Singapore’s judiciary regularly ranks amongst the best in the world, at least for commercial disputes. The World Bank’s Judiciary-Led Reforms in Singapore: Framework, Strategies, and Lessons explains how this happened, with an emphasis on Singapore’s judicial reforms during the 1990s. It’s short, easy to read, and has an excellent executive summary. However, at times author Waleed Malik seems to go into “business-school” mode, focusing on organizational reform theory. For such a short study, I would have preferred more discussion of the behind-the-scenes politics of the reform, such as the roles and interests of Lee Kuan Yew and other stakeholders. I think this book will be useful for scholars and practitioners in the rule of law field, although it doesn’t address the key question of interest to this blog, namely overcoming political resistance to reform.

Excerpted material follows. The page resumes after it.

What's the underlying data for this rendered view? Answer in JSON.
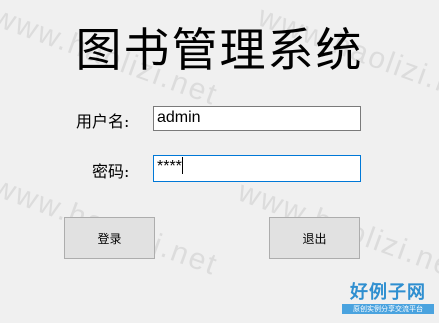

Category Archives: Singapore
As I’ve mentioned before, libel is a serious crime in Singapore. According to BBC, U.K. author Alan Shadrake was recently convicted of defaming the judiciary and sentenced to 6 weeks and S$20,000. In particular, Shadrake accused judges of not being impartial in death penalty cases. It’s too bad Singapore has adopted such heavy handed tactics – its judiciary otherwise ranks amongst the best in Asia, if not the world.